Dori Ostermiller is the author of Outside the Ordinary World, a powerful debut novel that spans almost forty years of painter Sylvia Sandon’s life as she comes to term with her mother’s infidelity and yet seems doomed to repeat those same mistakes. I gave Outside the Ordinary World a five star review in August and caught up with Dori to talk about getting published, the evolution of the story and the characters in the book.
Outside The Ordinary World is remarkably complex for a debut novel. Can you tell us a bit about how you got the idea for the book and how the story evolved?
Thank you for this wonderful compliment, Mandy. I started the book, many years ago, as a memoir about the dissolution of my childhood family. I wanted to write about the family alliances, secrets and betrayals that had so defined my own coming-of-age. Over time, though, the story became quite fictionalized: I realized that I was more interested in the emotional truth of my experience than the actual facts... In short, wanted to make things up. Still, fictionalized though it was, it was still a traumatic story for me to write: it took several incarnations to get the right shape. I took long breaks between drafts, and over all, it was about 15 years in the making.
Sylvia is an artist and the manner in which you describe the landscapes and vistas in the book feels almost like a watercolour. Are you an artist too?
I’m not currently painting, but I used to paint—not watercolours, but oils. I love the textures and smells of painting. It makes me incredibly happy to hear that you experienced the story this way, because that’s really what I was going for: I wanted the reader to experience Sylvie’s world almost as one would step into a painting.
Can you tell us a bit about the challenges you faced in getting your novel noticed and published?
You know, it felt excruciating at the time, but in retrospect I think I had it fairly easy compared to some other writers I know. It took a while to find the right agent, for sure—about a year. The book was rejected by nearly 20 agents, then picked up by someone who turned out to be the wrong agent for the book. I had to fire her. Now I have a fantastic agent who I’m sure I’ll be with forever. Once I found her, the book got a lot of interest quickly, and she was able to sell it within a couple of months.

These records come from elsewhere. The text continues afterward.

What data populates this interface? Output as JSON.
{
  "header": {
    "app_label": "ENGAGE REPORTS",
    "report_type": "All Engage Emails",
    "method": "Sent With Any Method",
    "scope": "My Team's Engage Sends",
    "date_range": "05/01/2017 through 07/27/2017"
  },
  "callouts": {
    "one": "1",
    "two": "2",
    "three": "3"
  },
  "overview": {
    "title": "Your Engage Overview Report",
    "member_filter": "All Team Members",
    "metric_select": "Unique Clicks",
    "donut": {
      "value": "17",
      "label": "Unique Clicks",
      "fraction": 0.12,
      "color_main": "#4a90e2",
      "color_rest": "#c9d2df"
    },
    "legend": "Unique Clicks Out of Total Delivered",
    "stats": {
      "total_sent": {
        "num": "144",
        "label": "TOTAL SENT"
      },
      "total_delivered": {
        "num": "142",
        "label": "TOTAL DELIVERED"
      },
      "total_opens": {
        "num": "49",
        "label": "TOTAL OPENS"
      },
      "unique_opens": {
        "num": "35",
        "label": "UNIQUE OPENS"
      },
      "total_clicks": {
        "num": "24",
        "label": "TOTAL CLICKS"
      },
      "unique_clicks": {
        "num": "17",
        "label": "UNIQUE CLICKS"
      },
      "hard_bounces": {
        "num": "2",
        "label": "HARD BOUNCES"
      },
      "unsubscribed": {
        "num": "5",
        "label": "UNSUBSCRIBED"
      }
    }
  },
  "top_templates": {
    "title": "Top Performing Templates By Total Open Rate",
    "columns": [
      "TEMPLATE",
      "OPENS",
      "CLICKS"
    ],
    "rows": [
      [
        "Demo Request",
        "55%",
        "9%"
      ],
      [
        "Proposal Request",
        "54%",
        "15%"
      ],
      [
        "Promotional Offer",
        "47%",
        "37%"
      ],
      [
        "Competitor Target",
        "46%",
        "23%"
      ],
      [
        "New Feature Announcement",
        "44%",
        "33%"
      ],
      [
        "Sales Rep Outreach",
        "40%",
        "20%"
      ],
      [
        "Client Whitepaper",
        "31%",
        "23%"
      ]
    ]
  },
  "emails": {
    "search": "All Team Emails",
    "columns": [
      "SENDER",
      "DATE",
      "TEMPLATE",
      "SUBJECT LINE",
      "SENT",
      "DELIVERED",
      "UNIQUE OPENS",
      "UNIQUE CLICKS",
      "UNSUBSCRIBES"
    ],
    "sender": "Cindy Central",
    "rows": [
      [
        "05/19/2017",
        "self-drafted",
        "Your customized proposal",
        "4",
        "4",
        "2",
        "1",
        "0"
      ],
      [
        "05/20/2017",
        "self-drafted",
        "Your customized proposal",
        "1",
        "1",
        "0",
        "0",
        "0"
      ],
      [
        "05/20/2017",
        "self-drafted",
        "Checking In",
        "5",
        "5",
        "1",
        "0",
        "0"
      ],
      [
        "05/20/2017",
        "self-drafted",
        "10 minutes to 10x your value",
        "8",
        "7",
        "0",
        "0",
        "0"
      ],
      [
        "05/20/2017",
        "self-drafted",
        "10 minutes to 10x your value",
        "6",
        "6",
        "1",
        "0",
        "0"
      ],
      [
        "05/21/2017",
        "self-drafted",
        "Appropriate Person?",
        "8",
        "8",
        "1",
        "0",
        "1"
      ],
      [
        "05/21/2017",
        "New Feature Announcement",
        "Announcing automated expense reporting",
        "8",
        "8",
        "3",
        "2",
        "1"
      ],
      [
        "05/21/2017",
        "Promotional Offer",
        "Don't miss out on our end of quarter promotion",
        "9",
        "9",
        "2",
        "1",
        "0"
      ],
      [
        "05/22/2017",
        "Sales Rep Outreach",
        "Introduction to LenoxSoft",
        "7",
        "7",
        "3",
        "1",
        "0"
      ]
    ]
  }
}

Which character did you identify the most with and why? Was there a character you didn't like or who didn't turn out as you had intended?
I suppose I identified most with Sylvie, since we share similar childhoods, though in truth, I did not have an affair as an adult, and it was a stretch for me to fully understand Sylvie’s choice in doing so. I wanted to make her different than myself, so I decided to let her act things out and really make a mess of her life, rather than working it all out nicely in therapy and through her art.
Roz Benton was the biggest surprise: she’s a character who came out of nowhere and just sort of insisted herself onto the page. Completely fictional and very wacky. At first I wasn’t sure I liked her, but she forced her way into the story and ended up being an important piece of the puzzle.
I believe that you are currently working on your second novel. Can you tell us a bit more about that?
I’m currently writing a story about a young wife/teacher who loses her husband in a school shooting and in the wake of this loss, begins to question everything she once believed about her life, her marriage. There are issues of class, family secrets, conflicts within her community... She’s forced to make a difficult choice... It’s really a story about finally growing up, coming to terms with painful truths and making your own happiness in an imperfect perfect world. I guess that’s all I want to say about it at present.
Article first published as Interview: Dori Ostermiller, Author of Outside the Ordinary World on Blogcritics.